Once you do some reflection on what it is you want, what identity you want to have, what you want your life to look like, look at your values and ask yourself if you are living up to those values and how?
So, for example, if you value honesty and loyalty, but are working for a company who cheats and lies on fiscal reports, or chooses not to stand by its’ employees when they make a mistake, how do you think that impacts your well-being and sense of self? Anxiety and stress abound because you are living up to someone else’s rules and not your own. But you justify the contradiction by saying you need the job or it doesn’t affect you. Life is not perfect and we all live in a world of gray, but ask yourself how much of your life is gray, and how much are you living your life aligned with your values?
The hardest part of values is determining how to align your choices with the reality of contradictory relationships and responsibilities.

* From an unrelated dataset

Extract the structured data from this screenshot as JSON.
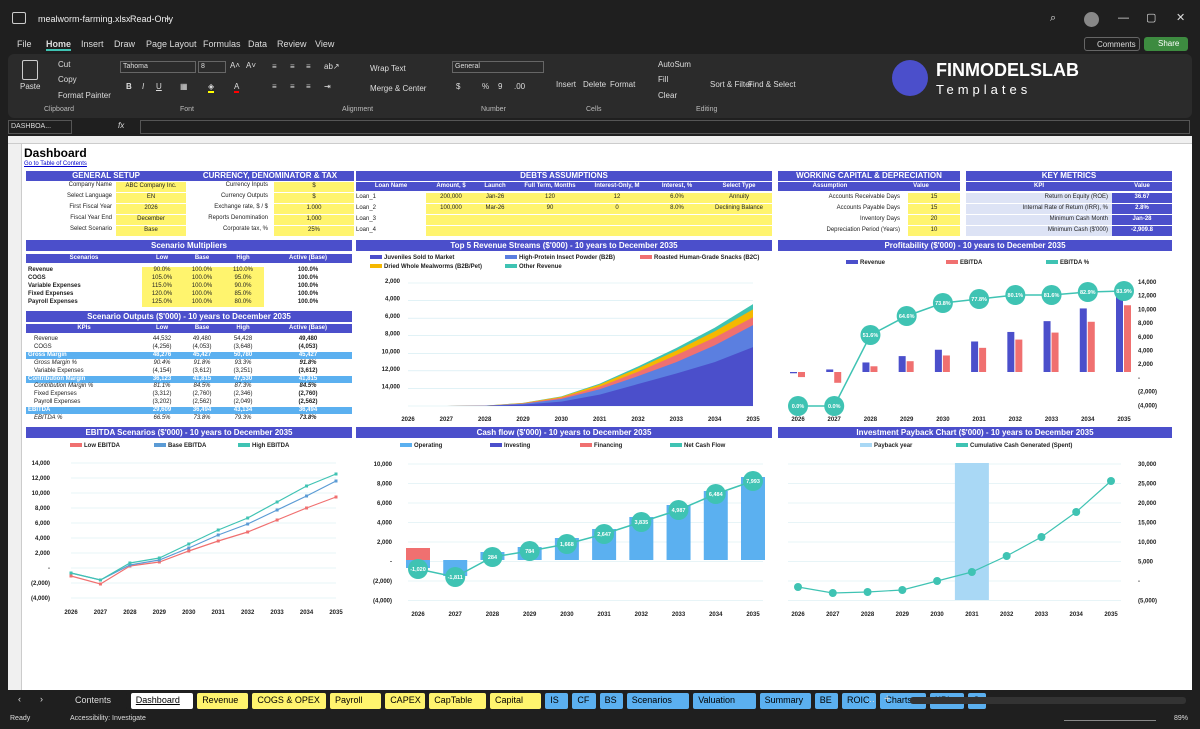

Recognize that some of your circumstances are out of your control, however, some are in your control. You have choice in some things and I suggest that you focus on those. Focusing on your behaviors, your lifestyle, your relationships, and your mindset, you can ask yourself what you can do different to better align with your values. As you incorporate some of those things, other opportunities to align increase.
Begin by doing an assessment and ask yourself certain questions. Included is a list of a few values. Review the list, circle all of the items that you value and identify how you are living according to these values. There are more extensive lists online go seek it out. But for the sake of this post, I have included a few popular ones.
Accountability Acceptance Authenticity Beauty Choice Community Creativity Dependability Education Entrepreneurship Faith Family Flexibility Freedom Fun
Happiness Health Honesty Independence Intelligence Integrity Intuition Joy Justice Kindness Knowledge Leadership Love Loyalty Money
Power Privacy Resilience Respect Responsibility Resourcefulness Safety Self-control Self-development Self-respect Service Simplicity Spirituality Well-being Wealth Wisdom
Questions to ask:
1. Where did these values originate? Who are the people that inspired/instilled these values in me?
2. Why are these values important to me?
3. In what ways am I living according to my values?
4. In what ways am I ignoring my values? Why?
5. What are some things that I can do to be more in alignment with these values today?
Success for you will be found once you begin to live more in alignment with those values. Figuring this out is a lifelong and fluid process as we change over time. Taking the time to truly reflect and implement ensures that you get to live a life that you envy and enjoy instead of focusing on others.
I would love to know what insights you have discovered about yourself and what steps you are taking to better align with your values.
In my next blog post, I will go deeper and tackle the other important side of values – shadow values.
My name is Edwige and I am a therapist who specializes in mom issues (stress and anxiety) and trauma. Find me on Instagram, Facebook and YouTube.